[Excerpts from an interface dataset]
· · ·
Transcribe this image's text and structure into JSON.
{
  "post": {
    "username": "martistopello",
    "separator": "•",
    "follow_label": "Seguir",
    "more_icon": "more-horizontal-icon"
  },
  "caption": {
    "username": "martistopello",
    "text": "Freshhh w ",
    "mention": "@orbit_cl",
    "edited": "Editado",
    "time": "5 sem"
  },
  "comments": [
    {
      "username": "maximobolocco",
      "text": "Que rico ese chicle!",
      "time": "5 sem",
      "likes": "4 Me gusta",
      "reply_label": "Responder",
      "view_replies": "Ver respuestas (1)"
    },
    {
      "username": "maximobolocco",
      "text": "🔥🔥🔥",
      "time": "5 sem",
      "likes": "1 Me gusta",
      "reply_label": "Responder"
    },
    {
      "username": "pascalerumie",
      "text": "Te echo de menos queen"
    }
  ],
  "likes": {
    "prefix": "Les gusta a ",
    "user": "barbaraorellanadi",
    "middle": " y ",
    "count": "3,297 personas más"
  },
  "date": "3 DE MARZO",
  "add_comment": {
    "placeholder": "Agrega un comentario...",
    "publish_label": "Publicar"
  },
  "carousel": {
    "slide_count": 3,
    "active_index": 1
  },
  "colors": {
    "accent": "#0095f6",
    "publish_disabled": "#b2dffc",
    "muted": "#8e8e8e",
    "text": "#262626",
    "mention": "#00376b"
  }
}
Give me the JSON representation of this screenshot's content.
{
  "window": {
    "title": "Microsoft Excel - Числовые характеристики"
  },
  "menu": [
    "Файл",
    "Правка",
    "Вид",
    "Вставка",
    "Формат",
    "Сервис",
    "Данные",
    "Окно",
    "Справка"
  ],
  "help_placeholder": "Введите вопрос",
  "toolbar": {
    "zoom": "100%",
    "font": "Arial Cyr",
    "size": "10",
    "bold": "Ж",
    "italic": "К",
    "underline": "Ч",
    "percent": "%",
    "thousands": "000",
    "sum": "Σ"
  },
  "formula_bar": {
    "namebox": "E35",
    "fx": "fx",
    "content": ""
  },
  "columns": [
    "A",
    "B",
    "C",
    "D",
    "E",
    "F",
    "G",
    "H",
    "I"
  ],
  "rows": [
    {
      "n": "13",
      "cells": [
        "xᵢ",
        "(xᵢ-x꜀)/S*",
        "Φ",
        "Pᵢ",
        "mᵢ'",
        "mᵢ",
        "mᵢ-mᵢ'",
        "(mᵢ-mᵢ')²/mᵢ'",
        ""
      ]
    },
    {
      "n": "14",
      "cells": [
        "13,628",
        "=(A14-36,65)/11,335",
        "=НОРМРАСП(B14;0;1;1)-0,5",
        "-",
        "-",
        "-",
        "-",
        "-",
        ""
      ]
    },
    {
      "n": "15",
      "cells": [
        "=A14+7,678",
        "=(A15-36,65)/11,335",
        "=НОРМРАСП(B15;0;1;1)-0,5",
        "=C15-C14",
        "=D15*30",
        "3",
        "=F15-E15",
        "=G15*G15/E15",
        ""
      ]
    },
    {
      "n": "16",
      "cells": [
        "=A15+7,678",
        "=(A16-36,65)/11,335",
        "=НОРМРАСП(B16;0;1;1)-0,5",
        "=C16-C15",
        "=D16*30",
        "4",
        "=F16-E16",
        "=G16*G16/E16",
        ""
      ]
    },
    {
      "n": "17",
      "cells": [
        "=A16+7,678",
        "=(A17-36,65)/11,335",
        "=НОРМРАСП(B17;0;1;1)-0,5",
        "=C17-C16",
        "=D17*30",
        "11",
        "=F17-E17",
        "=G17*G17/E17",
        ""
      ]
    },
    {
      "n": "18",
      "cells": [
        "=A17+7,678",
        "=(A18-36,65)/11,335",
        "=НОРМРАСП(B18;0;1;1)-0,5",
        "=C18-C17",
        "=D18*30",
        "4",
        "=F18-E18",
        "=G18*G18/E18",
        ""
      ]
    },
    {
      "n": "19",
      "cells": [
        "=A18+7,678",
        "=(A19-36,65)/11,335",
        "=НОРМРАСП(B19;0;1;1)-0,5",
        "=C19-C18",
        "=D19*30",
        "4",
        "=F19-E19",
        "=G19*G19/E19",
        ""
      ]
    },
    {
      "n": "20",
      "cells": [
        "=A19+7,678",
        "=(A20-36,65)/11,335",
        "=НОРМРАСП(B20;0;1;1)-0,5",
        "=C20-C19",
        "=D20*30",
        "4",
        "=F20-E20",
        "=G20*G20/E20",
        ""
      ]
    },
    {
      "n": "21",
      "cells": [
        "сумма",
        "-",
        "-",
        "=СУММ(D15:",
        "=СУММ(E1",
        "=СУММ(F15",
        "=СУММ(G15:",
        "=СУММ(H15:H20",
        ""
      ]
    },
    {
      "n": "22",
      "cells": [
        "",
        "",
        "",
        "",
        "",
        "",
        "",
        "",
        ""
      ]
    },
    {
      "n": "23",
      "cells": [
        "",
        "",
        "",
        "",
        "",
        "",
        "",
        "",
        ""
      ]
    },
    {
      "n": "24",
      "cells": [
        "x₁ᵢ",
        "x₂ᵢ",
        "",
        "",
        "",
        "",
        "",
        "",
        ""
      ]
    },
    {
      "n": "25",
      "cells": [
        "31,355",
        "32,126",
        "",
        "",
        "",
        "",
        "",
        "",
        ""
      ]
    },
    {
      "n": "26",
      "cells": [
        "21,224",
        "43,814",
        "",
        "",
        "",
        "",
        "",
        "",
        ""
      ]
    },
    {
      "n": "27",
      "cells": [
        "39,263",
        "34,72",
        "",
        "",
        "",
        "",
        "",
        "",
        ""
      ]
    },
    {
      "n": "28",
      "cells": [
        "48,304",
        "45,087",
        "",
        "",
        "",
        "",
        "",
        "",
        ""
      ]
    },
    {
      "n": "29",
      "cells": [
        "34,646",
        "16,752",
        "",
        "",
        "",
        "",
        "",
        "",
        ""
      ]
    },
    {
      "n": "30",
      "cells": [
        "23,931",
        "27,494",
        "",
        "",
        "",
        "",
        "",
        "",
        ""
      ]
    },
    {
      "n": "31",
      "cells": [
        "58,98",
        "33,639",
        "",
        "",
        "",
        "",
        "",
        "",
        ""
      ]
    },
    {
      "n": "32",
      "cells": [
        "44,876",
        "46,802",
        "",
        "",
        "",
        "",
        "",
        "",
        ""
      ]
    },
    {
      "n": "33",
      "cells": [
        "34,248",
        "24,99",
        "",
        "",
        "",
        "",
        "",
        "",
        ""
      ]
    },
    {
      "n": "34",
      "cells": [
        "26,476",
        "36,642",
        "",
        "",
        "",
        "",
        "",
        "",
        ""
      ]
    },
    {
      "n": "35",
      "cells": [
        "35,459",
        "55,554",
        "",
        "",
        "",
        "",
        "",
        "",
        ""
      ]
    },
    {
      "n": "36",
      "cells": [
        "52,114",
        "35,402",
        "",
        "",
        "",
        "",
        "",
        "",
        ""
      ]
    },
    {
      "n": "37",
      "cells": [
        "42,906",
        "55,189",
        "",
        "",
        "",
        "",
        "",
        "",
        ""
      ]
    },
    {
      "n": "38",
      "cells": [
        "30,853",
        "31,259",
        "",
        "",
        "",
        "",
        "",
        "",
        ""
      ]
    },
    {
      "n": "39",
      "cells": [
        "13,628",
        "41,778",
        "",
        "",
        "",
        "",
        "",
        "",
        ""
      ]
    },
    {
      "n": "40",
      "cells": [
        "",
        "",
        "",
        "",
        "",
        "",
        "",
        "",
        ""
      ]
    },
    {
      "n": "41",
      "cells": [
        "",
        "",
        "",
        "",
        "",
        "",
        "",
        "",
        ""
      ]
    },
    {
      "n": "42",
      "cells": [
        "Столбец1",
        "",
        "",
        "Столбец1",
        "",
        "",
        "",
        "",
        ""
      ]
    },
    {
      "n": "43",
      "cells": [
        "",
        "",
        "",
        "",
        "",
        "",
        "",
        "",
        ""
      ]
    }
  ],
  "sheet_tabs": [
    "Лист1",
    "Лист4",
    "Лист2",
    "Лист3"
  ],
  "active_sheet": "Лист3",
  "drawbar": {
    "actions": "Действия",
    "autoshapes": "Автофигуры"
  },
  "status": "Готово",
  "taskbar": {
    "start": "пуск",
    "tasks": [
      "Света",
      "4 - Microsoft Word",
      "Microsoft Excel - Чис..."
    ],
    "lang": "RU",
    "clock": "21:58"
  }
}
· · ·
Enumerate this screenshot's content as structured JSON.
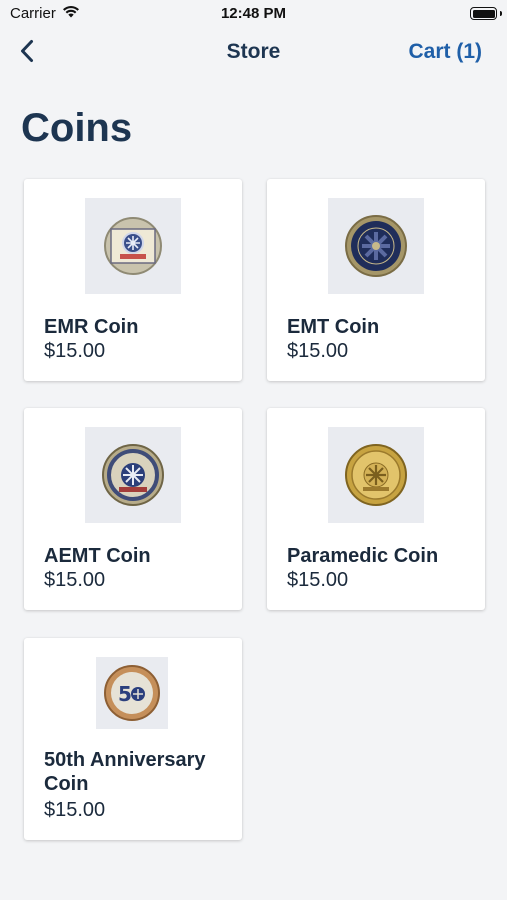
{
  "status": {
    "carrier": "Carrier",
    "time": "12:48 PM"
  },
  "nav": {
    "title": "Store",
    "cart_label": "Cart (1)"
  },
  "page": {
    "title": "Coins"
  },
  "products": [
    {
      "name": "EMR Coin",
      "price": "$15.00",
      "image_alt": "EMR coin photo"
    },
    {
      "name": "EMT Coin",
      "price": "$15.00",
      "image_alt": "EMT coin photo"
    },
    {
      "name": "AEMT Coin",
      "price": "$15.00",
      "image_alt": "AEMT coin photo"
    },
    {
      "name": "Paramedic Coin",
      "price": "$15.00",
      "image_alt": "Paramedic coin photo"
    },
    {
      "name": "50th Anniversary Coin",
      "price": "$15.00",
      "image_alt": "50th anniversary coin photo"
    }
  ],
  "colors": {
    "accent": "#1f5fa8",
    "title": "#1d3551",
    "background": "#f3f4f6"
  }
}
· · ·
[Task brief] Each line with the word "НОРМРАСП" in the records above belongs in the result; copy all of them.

[Exercise output]
        "=НОРМРАСП(B14;0;1;1)-0,5",
        "=НОРМРАСП(B15;0;1;1)-0,5",
        "=НОРМРАСП(B16;0;1;1)-0,5",
        "=НОРМРАСП(B17;0;1;1)-0,5",
        "=НОРМРАСП(B18;0;1;1)-0,5",
        "=НОРМРАСП(B19;0;1;1)-0,5",
        "=НОРМРАСП(B20;0;1;1)-0,5",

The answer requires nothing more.